◆ Exercise aim: In the listing below, tally each line that contains "sensor". Reply with the total only.

◆ Study material:
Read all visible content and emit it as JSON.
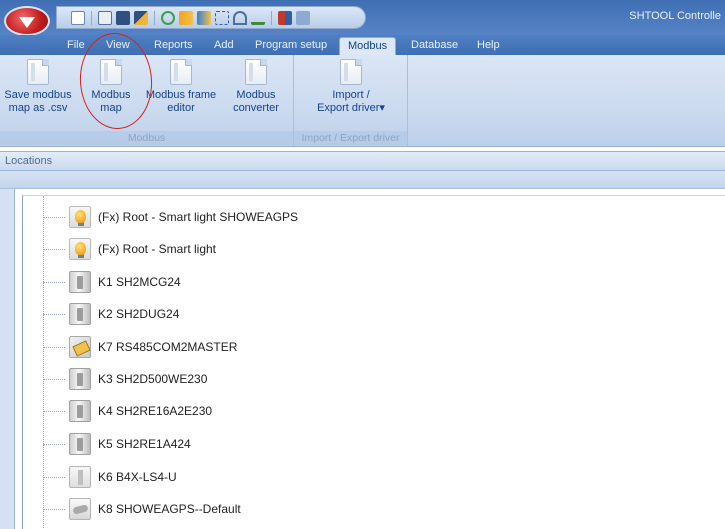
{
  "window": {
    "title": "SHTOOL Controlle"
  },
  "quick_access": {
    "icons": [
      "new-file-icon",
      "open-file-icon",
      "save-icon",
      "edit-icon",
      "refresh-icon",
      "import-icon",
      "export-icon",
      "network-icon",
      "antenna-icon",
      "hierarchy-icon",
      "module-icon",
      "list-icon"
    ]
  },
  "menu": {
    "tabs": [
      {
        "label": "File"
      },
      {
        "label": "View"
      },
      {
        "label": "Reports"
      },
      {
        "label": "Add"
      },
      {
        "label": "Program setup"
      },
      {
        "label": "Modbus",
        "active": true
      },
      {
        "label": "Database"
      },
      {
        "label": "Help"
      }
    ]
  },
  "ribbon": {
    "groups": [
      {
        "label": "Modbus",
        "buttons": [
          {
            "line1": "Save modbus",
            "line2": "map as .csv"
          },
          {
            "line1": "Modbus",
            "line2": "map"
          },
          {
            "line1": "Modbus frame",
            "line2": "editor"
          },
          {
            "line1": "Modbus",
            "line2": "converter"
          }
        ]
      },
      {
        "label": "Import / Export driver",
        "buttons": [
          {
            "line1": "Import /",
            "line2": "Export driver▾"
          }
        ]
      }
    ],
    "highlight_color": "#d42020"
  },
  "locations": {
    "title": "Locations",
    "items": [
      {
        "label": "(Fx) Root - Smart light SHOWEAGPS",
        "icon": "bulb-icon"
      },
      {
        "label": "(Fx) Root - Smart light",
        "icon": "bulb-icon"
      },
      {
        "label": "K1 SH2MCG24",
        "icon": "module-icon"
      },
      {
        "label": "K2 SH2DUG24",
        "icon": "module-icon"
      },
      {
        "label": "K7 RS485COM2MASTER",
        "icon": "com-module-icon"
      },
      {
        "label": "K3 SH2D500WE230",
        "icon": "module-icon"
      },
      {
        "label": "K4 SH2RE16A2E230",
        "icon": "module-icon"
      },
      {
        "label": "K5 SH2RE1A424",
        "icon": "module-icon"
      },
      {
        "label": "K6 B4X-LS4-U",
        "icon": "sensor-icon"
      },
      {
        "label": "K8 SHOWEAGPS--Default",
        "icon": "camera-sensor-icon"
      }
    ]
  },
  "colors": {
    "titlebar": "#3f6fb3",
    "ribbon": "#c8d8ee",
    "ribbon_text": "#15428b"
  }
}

◆ Expected answer: 2